- NYU researchers created an app to detect the severity of Covid-19 cases
- This may help hospitals prioritise care and resources
- A research team aims to roll out the app globally within weeks
Numerous innovative mobile apps are playing a big role in helping with the Covid-19 response, for example for self-screening or contact tracing. One of the latest apps, created by NYU College of Dentistry, can determine how severe Covid-19 cases are.
Research assessing the app through studying patients was published in the journal Lab on a Chip.
How it works
The app uses artificial intelligence (AI) to assess a person’s risk factors and key biomarkers from blood tests. It then produces a severity score which can determine how sick a Covid-positive patient is or may become – something that current diagnostic tests to detect whether someone is infected by the virus cannot do.
In their paper, the team of 15 researchers wrote about the need for a Covid-19 disease severity test that can help to prioritise care and resources for patients at higher risk of death.
“Identifying and monitoring those at risk of severe complications is critical for both resource planning and prognostication.
“Likewise, ruling out and/or reducing the admission of patients with very low risk of complications who can be safely managed through self-quarantine would conserve precious medical resources during a surge of new cases in an outbreak,” they wrote.
Developing the severity score
Data from a total of 160 hospitalised Covid-19 patients in Wuhan, China, was evaluated, and the researchers identified four biomarkers measured in the patients’ blood tests that were significantly higher in patients who died, versus patients who recovered from the disease.
What these biomarkers do is indicate complications linked to Covid-19, such as lower respiratory tract infections, poor cardiovascular health, and acute inflammation.
Using the biomarkers as well as two risk factors, i.e. age and sex, the researchers built a model and trained this model using a machine-learning algorithm (a type of AI) to analyse the patterns of Covid-19, which ended up being able to predict its level of severity.
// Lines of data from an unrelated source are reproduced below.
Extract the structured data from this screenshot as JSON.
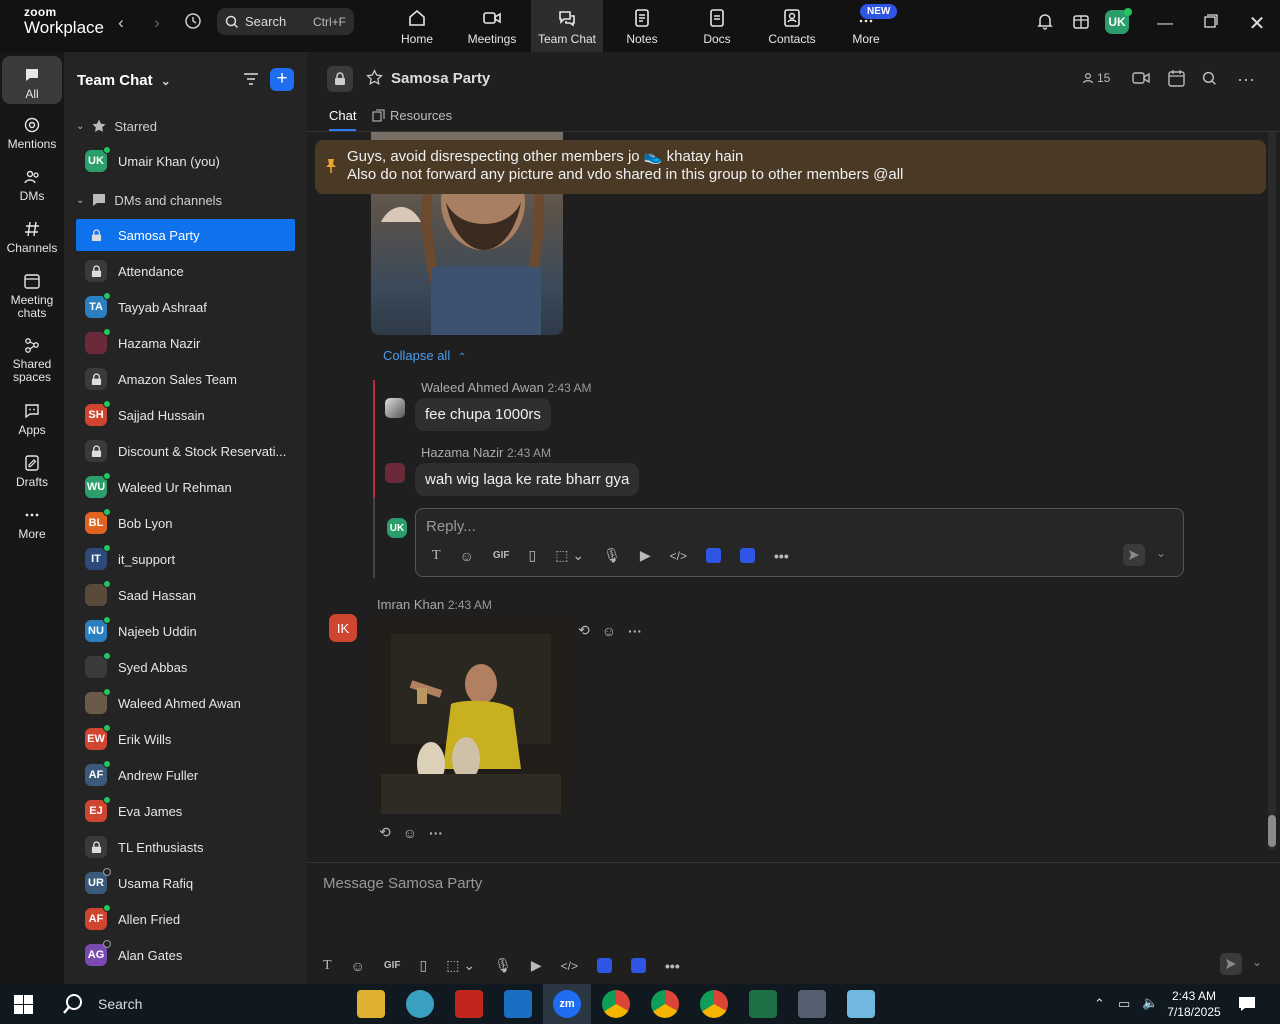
{
  "app": {
    "logo_top": "zoom",
    "logo_bottom": "Workplace"
  },
  "search": {
    "label": "Search",
    "shortcut": "Ctrl+F"
  },
  "top_tabs": [
    {
      "label": "Home"
    },
    {
      "label": "Meetings"
    },
    {
      "label": "Team Chat"
    },
    {
      "label": "Notes"
    },
    {
      "label": "Docs"
    },
    {
      "label": "Contacts"
    },
    {
      "label": "More"
    }
  ],
  "new_badge": "NEW",
  "user_avatar": "UK",
  "rail": [
    {
      "label": "All"
    },
    {
      "label": "Mentions"
    },
    {
      "label": "DMs"
    },
    {
      "label": "Channels"
    },
    {
      "label": "Meeting chats"
    },
    {
      "label": "Shared spaces"
    },
    {
      "label": "Apps"
    },
    {
      "label": "Drafts"
    },
    {
      "label": "More"
    }
  ],
  "sidebar": {
    "title": "Team Chat",
    "starred_label": "Starred",
    "starred_item": {
      "name": "Umair Khan (you)",
      "initials": "UK",
      "color": "#2b9e6b"
    },
    "dms_label": "DMs and channels",
    "items": [
      {
        "name": "Samosa Party",
        "type": "lock",
        "active": true
      },
      {
        "name": "Attendance",
        "type": "lock"
      },
      {
        "name": "Tayyab Ashraaf",
        "initials": "TA",
        "color": "#2b7fc1",
        "online": true
      },
      {
        "name": "Hazama Nazir",
        "initials": "",
        "color": "#6b2a3a",
        "online": true
      },
      {
        "name": "Amazon Sales Team",
        "type": "lock"
      },
      {
        "name": "Sajjad Hussain",
        "initials": "SH",
        "color": "#d0452f",
        "online": true
      },
      {
        "name": "Discount & Stock Reservati...",
        "type": "lock"
      },
      {
        "name": "Waleed Ur Rehman",
        "initials": "WU",
        "color": "#2b9e6b",
        "online": true
      },
      {
        "name": "Bob Lyon",
        "initials": "BL",
        "color": "#e0631f",
        "online": true
      },
      {
        "name": "it_support",
        "initials": "IT",
        "color": "#2c4a7a",
        "online": true
      },
      {
        "name": "Saad Hassan",
        "initials": "",
        "color": "#5a4a3a",
        "online": true
      },
      {
        "name": "Najeeb Uddin",
        "initials": "NU",
        "color": "#2b7fc1",
        "online": true
      },
      {
        "name": "Syed Abbas",
        "initials": "",
        "color": "#3a3a3a",
        "online": true
      },
      {
        "name": "Waleed Ahmed Awan",
        "initials": "",
        "color": "#6a5a4a",
        "online": true
      },
      {
        "name": "Erik Wills",
        "initials": "EW",
        "color": "#d0452f",
        "online": true
      },
      {
        "name": "Andrew Fuller",
        "initials": "AF",
        "color": "#3b5a7a",
        "online": true
      },
      {
        "name": "Eva James",
        "initials": "EJ",
        "color": "#d0452f",
        "online": true
      },
      {
        "name": "TL Enthusiasts",
        "type": "lock"
      },
      {
        "name": "Usama Rafiq",
        "initials": "UR",
        "color": "#3b5a7a",
        "online": false
      },
      {
        "name": "Allen Fried",
        "initials": "AF",
        "color": "#d0452f",
        "online": true
      },
      {
        "name": "Alan Gates",
        "initials": "AG",
        "color": "#7a4ab0",
        "online": false
      }
    ]
  },
  "channel": {
    "name": "Samosa Party",
    "members": "15",
    "tabs": [
      "Chat",
      "Resources"
    ]
  },
  "pinned": {
    "line1": "Guys, avoid disrespecting other members jo 👟 khatay hain",
    "line2": "Also do not forward any picture and vdo shared in this group to other members @all"
  },
  "thread": {
    "collapse_label": "Collapse all",
    "replies": [
      {
        "author": "Waleed Ahmed Awan",
        "time": "2:43 AM",
        "text": "fee chupa 1000rs"
      },
      {
        "author": "Hazama Nazir",
        "time": "2:43 AM",
        "text": "wah wig laga ke rate bharr gya"
      }
    ],
    "reply_placeholder": "Reply...",
    "reply_avatar": "UK"
  },
  "message": {
    "author": "Imran Khan",
    "time": "2:43 AM",
    "initials": "IK"
  },
  "composer": {
    "placeholder": "Message Samosa Party"
  },
  "gif_label": "GIF",
  "taskbar": {
    "search": "Search",
    "time": "2:43 AM",
    "date": "7/18/2025"
  }
}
Once a patient’s biomarkers and risk factors are entered into the model, a numerical Covid-19 severity score, ranging from 0 (mild or moderate) to 100 (critical) is produced. To validate the model, data from 12 hospitalised Covid-19 patients were used. The results confirmed the accuracy of the process.
The model was validated using data from 12 hospitalised Covid-19 patients from Shenzhen, China, which confirmed that the model's severity scores were significantly higher for the patients that died versus those who were eventually discharged. These findings are published in Lab on a Chip.
The team wanted to further validate the model and therefore ended up using data from more than 1 000 New York city Covid-19 patients. The helpful tool later became available as a mobile app to clinicians.
Aim to roll out app nationwide
With global coronavirus cases increasing at a fast pace, Forbes reports, the researchers have spent time optimising the clinical utility of the app at the Family Health Centers at NYU Langone last month, and intend to roll it out nationwide within the coming weeks.
“An experienced team and established translation partnerships are both in place to move these systems into real-world practice in a timely manner. Further, the release of an app for immediate impact on Covid-19 patient management in the next few weeks is anticipated,” the authors wrote, adding that there may be a few promising additions to the app:
“Future work may also involve developing a test on the same platform for population-based Covid-19 community surveillance in clinical settings (ambulances, hospitals, clinics, laboratories) and for public settings that are at risk for community spread (businesses, schools, airports, train stations).”
The development and distribution of an affordable and portable smart sensor technology that can be widely distributed within months promise to be a significant solution for the management of the current health crisis, the researchers said, as well as a tool that can be adapted to fight any future viral or biological threats.